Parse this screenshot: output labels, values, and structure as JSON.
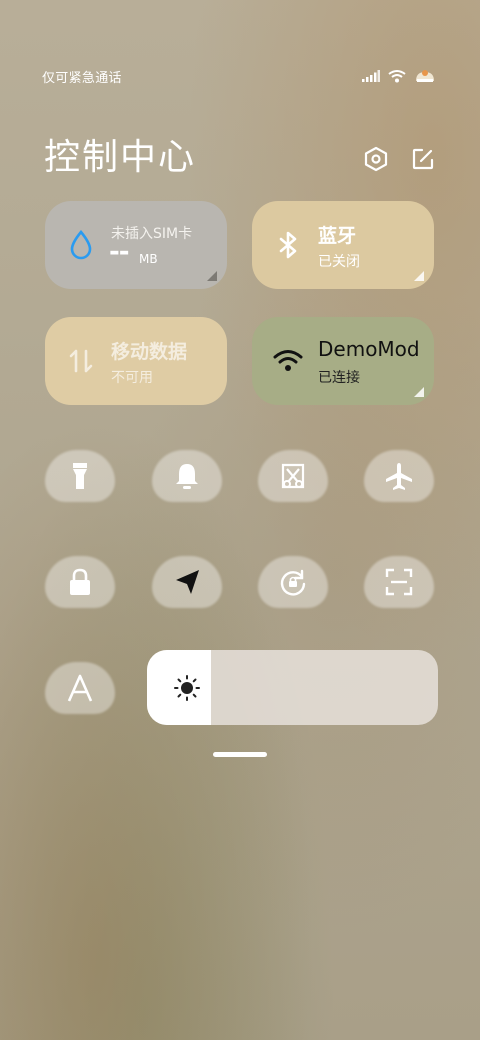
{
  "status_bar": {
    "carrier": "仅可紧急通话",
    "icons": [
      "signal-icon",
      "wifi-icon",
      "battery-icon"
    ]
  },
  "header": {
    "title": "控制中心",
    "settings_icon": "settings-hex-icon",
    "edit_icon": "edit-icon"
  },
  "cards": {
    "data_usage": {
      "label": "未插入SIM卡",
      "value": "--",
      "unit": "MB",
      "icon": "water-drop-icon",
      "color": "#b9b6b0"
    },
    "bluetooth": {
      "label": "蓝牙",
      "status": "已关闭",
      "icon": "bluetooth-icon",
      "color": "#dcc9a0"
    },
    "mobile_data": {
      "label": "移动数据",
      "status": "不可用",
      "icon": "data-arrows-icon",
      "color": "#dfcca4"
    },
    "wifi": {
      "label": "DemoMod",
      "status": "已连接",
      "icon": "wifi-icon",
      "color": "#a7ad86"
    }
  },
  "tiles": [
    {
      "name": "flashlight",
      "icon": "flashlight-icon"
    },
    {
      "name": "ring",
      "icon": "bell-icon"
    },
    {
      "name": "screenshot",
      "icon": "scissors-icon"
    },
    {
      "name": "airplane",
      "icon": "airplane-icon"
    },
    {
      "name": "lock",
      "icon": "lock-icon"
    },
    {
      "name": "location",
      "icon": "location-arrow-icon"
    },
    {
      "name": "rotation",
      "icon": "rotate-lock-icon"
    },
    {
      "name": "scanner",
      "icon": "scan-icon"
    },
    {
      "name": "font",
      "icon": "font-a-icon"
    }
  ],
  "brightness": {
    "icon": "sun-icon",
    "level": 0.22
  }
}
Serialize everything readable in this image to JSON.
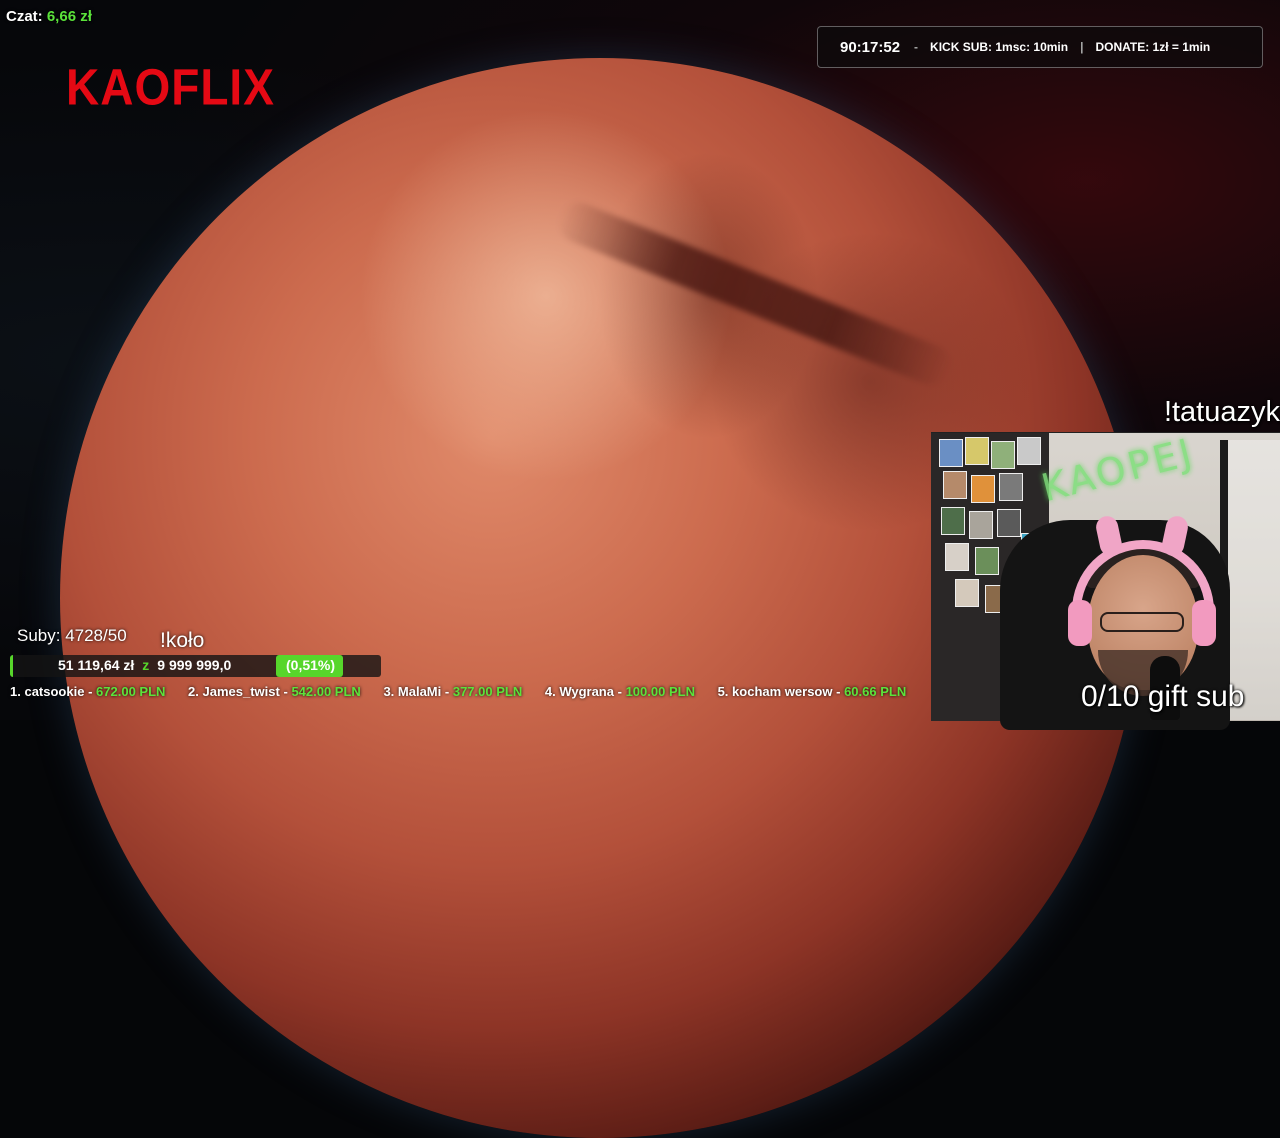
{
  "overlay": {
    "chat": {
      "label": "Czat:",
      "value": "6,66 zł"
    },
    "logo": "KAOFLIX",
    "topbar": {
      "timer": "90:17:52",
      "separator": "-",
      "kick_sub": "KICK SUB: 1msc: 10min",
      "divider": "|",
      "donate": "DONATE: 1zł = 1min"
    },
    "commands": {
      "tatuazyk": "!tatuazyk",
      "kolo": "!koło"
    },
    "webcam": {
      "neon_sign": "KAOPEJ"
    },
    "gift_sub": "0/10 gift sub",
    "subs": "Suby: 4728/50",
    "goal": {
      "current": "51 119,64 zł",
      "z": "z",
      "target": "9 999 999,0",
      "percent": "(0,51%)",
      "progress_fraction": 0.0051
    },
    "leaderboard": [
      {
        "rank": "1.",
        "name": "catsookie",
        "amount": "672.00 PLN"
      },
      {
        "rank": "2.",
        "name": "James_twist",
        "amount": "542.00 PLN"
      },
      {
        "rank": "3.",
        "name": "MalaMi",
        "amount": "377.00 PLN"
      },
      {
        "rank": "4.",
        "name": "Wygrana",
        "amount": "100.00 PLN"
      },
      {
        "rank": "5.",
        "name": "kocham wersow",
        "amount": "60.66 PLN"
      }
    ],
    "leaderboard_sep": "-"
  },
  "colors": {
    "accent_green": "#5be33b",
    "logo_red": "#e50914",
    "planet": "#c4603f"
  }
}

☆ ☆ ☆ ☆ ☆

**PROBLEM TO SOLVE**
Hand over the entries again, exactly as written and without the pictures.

**WRITTEN SOLUTION**
Parse this screenshot: output labels, values, and structure as JSON.
{
  "status_bar": {
    "carrier": "仅可紧急通话",
    "icons": [
      "signal-icon",
      "wifi-icon",
      "battery-icon"
    ]
  },
  "header": {
    "title": "控制中心",
    "settings_icon": "settings-hex-icon",
    "edit_icon": "edit-icon"
  },
  "cards": {
    "data_usage": {
      "label": "未插入SIM卡",
      "value": "--",
      "unit": "MB",
      "icon": "water-drop-icon",
      "color": "#b9b6b0"
    },
    "bluetooth": {
      "label": "蓝牙",
      "status": "已关闭",
      "icon": "bluetooth-icon",
      "color": "#dcc9a0"
    },
    "mobile_data": {
      "label": "移动数据",
      "status": "不可用",
      "icon": "data-arrows-icon",
      "color": "#dfcca4"
    },
    "wifi": {
      "label": "DemoMod",
      "status": "已连接",
      "icon": "wifi-icon",
      "color": "#a7ad86"
    }
  },
  "tiles": [
    {
      "name": "flashlight",
      "icon": "flashlight-icon"
    },
    {
      "name": "ring",
      "icon": "bell-icon"
    },
    {
      "name": "screenshot",
      "icon": "scissors-icon"
    },
    {
      "name": "airplane",
      "icon": "airplane-icon"
    },
    {
      "name": "lock",
      "icon": "lock-icon"
    },
    {
      "name": "location",
      "icon": "location-arrow-icon"
    },
    {
      "name": "rotation",
      "icon": "rotate-lock-icon"
    },
    {
      "name": "scanner",
      "icon": "scan-icon"
    },
    {
      "name": "font",
      "icon": "font-a-icon"
    }
  ],
  "brightness": {
    "icon": "sun-icon",
    "level": 0.22
  }
}
Serialize everything readable in this image to JSON.
{
  "overlay": {
    "chat": {
      "label": "Czat:",
      "value": "6,66 zł"
    },
    "logo": "KAOFLIX",
    "topbar": {
      "timer": "90:17:52",
      "separator": "-",
      "kick_sub": "KICK SUB: 1msc: 10min",
      "divider": "|",
      "donate": "DONATE: 1zł = 1min"
    },
    "commands": {
      "tatuazyk": "!tatuazyk",
      "kolo": "!koło"
    },
    "webcam": {
      "neon_sign": "KAOPEJ"
    },
    "gift_sub": "0/10 gift sub",
    "subs": "Suby: 4728/50",
    "goal": {
      "current": "51 119,64 zł",
      "z": "z",
      "target": "9 999 999,0",
      "percent": "(0,51%)",
      "progress_fraction": 0.0051
    },
    "leaderboard": [
      {
        "rank": "1.",
        "name": "catsookie",
        "amount": "672.00 PLN"
      },
      {
        "rank": "2.",
        "name": "James_twist",
        "amount": "542.00 PLN"
      },
      {
        "rank": "3.",
        "name": "MalaMi",
        "amount": "377.00 PLN"
      },
      {
        "rank": "4.",
        "name": "Wygrana",
        "amount": "100.00 PLN"
      },
      {
        "rank": "5.",
        "name": "kocham wersow",
        "amount": "60.66 PLN"
      }
    ],
    "leaderboard_sep": "-"
  },
  "colors": {
    "accent_green": "#5be33b",
    "logo_red": "#e50914",
    "planet": "#c4603f"
  }
}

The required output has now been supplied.